Obama’s reinforcement of Asian ties sends strong message to China
As U.S. President Barack Obama—known for his “Asia pivot” policy—reconfirms his nation’s unity with its Asian allies, the significance of his moves should not be underestimated.
Obama recently finished his Asian tour, leaving his footprints in Japan, South Korea, Malaysia and the Philippines.
The U.S. president has made his country’s presence felt in the Asia-Pacific region during the trip, stressing his unyielding stance against China’s expansion into Asia-Pacific waters where Beijing is unilaterally attempting to change the status quo, as well as his stand against North Korea’s nuclear development program. We welcome these moves.
One of the highlights of Obama’s Asian trip was the signing of a military pact between the United States and the Philippines, which paves the way for the re-stationing of U.S. troops in the Southeast Asian nation. Manila is currently engaged in territorial disputes with Beijing in the South China Sea.
The Enhanced Defense Cooperation Agreement will give U.S. forces access to Philippine military bases. The pact will also enable the temporary rotation of U.S. troops through the country, and the deployment of fighter jets and warships.
The Philippines was once a strategic foothold of the United States. However, the island country refused to extend the stationing of the U.S. forces after the end of the Cold War, and U.S. troops withdrew from the country by the end of 1992.
After the U.S. withdrawal, China began reinforcing its influence in the South China Sea as if the country were aiming to fill the power vacuum. For example, Beijing has extended its control of a shoal over which the Philippines claims sovereignty. More recently, China has obliged fishing boats operating in the South China sea to obtain a license from the Chinese government, further raising tensions in the area.
U.S. as stabilizer

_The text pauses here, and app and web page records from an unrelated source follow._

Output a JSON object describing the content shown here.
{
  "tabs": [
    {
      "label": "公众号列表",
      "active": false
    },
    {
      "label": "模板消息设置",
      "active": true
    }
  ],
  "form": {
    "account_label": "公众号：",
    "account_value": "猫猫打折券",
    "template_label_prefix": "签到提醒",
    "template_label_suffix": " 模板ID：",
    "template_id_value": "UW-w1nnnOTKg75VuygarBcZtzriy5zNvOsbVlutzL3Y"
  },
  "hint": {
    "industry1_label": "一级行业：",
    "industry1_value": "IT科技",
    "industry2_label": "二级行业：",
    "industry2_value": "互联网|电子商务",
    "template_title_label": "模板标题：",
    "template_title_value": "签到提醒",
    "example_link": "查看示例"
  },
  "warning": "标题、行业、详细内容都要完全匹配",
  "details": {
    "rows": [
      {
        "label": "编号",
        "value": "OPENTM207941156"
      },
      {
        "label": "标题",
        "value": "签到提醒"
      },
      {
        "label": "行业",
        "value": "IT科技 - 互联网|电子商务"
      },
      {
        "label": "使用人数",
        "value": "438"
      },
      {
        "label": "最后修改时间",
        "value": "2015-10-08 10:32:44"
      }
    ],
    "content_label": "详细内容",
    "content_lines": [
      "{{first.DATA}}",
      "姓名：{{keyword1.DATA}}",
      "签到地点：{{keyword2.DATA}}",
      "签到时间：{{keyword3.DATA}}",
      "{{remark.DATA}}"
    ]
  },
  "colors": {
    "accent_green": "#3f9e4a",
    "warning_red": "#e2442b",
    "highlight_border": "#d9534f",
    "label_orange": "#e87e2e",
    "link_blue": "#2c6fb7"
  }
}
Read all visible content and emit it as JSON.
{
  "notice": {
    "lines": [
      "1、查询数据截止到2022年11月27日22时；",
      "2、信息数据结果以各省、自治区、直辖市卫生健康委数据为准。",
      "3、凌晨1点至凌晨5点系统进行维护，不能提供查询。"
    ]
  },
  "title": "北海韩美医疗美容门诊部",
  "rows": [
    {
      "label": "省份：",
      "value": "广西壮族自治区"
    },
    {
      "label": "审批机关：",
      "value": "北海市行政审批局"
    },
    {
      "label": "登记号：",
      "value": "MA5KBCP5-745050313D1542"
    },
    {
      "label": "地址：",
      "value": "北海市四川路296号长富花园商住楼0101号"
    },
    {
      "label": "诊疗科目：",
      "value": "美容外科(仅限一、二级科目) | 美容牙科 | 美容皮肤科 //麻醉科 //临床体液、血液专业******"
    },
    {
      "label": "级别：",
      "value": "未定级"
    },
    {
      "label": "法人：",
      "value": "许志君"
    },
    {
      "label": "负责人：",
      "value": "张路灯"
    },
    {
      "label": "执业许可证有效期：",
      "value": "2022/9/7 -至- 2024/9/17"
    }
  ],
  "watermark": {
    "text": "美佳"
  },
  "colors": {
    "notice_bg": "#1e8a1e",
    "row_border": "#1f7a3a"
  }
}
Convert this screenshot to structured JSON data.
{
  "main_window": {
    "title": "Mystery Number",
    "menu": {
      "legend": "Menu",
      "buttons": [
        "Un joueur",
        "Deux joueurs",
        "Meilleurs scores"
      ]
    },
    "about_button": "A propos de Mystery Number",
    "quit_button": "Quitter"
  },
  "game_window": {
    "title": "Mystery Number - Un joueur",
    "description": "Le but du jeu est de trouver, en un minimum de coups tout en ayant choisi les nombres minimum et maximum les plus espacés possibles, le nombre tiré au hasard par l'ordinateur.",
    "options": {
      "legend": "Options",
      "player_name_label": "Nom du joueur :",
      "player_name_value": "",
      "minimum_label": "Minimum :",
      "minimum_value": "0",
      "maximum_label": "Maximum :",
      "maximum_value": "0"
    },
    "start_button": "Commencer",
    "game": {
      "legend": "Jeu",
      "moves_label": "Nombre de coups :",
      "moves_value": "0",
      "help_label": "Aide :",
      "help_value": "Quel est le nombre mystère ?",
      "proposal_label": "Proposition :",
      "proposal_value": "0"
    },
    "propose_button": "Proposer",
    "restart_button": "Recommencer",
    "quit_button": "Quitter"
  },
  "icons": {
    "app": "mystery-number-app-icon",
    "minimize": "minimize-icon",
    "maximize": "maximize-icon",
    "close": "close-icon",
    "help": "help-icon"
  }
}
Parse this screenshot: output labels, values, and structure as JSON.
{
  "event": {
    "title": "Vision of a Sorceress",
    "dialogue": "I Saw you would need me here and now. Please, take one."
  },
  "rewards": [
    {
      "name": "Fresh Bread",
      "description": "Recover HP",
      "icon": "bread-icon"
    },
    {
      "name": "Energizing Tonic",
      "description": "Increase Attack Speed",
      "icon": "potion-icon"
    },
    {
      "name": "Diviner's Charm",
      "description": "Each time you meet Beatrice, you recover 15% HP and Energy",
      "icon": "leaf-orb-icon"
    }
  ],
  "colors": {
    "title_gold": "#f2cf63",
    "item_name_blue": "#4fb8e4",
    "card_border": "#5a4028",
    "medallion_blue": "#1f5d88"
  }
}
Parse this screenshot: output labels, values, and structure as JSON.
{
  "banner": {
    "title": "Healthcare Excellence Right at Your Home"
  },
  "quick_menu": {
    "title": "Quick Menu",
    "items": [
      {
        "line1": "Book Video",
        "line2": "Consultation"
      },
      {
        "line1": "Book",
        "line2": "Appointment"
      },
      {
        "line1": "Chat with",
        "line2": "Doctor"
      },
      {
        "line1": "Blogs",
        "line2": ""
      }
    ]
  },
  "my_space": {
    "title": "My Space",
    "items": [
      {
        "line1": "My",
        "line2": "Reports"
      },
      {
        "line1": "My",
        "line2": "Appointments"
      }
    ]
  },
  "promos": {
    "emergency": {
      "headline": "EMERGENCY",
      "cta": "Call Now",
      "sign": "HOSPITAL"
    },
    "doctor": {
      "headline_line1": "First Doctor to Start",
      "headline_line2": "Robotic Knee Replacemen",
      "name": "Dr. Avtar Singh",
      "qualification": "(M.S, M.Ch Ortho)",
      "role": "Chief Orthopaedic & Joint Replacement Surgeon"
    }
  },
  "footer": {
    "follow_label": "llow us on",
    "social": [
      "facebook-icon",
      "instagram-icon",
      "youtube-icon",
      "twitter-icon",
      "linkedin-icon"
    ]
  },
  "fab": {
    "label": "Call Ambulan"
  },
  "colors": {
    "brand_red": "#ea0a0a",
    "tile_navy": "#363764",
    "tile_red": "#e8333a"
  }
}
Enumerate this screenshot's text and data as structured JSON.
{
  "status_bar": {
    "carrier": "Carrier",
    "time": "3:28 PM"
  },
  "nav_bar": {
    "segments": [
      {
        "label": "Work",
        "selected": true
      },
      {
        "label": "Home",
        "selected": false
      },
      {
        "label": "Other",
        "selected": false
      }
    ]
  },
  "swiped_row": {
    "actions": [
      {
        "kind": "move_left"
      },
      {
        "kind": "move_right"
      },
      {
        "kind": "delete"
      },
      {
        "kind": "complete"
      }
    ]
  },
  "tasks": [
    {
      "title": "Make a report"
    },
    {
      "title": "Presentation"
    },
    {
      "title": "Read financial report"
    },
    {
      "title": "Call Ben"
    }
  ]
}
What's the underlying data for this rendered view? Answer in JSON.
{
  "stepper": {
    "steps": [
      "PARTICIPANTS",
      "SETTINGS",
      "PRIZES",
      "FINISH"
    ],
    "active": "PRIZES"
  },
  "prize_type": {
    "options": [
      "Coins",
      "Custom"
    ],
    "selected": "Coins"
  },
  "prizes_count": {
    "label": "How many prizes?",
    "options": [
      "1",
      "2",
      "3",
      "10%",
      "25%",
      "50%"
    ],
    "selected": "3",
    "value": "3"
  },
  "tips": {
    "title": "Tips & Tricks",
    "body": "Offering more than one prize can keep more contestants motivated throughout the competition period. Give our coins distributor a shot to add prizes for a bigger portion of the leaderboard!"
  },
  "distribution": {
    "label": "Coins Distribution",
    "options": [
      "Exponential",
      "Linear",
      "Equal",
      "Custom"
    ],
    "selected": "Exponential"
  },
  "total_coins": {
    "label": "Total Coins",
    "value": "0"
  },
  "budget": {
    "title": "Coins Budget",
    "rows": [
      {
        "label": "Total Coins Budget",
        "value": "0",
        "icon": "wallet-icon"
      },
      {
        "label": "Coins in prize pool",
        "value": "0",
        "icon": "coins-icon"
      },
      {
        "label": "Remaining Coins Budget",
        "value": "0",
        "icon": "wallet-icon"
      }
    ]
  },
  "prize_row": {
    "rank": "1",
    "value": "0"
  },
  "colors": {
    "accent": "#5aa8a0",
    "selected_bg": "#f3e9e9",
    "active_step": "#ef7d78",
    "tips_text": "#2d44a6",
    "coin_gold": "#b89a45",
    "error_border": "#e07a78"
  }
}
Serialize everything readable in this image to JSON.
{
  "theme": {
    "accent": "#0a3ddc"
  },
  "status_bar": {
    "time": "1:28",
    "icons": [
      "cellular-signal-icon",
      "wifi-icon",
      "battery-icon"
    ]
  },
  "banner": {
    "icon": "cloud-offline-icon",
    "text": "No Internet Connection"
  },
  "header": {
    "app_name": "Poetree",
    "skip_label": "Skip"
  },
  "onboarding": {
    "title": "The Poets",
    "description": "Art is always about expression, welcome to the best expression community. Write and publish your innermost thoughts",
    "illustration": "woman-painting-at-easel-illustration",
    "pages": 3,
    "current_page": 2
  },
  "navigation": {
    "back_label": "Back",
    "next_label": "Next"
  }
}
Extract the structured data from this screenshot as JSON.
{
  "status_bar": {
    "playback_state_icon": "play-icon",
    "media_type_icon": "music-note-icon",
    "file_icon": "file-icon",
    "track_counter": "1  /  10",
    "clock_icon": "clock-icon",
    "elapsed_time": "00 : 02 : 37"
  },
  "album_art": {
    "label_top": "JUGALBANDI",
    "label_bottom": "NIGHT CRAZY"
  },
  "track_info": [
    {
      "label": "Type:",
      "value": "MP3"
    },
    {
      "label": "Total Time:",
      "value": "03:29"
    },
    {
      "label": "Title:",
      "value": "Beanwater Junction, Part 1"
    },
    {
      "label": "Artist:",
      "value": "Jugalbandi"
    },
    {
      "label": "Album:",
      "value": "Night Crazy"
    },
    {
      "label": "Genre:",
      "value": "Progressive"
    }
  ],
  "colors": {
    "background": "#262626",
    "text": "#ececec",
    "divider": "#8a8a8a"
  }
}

The U.S.-Philippine pact will serve as a great opportunity to restore the influence of U.S. forces in the South China Sea. If U.S. forces enhance their cooperation with the forces of Asian allies, through efforts such as joint military exercises, this can be expected to work as a deterrent to China’s activities in the area. It is understandable that Obama said the purpose of the pact is “to promote regional stability such as in the South China Sea.”
In the Japan-U.S. joint statement issued during Obama’s trip to Japan, Obama reaffirmed that the Senkaku Islands, which are located in the East China Sea, are within the scope of the Japan-U.S. Security Treaty. It is very meaningful that Obama expressed his intention not to condone China’s moves to seek hegemony also in the South China Sea through the U.S.-Philippines pact.
Meanwhile, in South Korea, Obama agreed with South Korean President Park Geun-hye to reinforce the two countries’ cooperation to prevent further provocations by North Korea, which continues its nuclear development activities. “We will not hesitate to use our military might to defend our allies and our way of life,” Obama said during a speech at a U.S. military base in the nation.
Specifically, Obama has stated that the United States will continue to have the right of command over U.S.-South Korea coalition troops during contingencies for the time being. We believe it was appropriate for the United States to show that it will maintain responsibility in deterring North Korea’s movements.
Park has recently been increasing her inclination toward China. However, in a written reply to questions from a South Korean newspaper, Obama said that Seoul’s alliance with the United States serves as the foundation of South Korea’s security and prosperity, an apparent message urging to the nation to shift its focus onto cooperation with the United States and Japan.
It is unlikely that the tensions in the Asia-Pacific region will end anytime soon. It will be essential for the United States and its allies to join hands and accumulate specific actions one by one.
(From The Yomiuri Shimbun, April 30, 2014)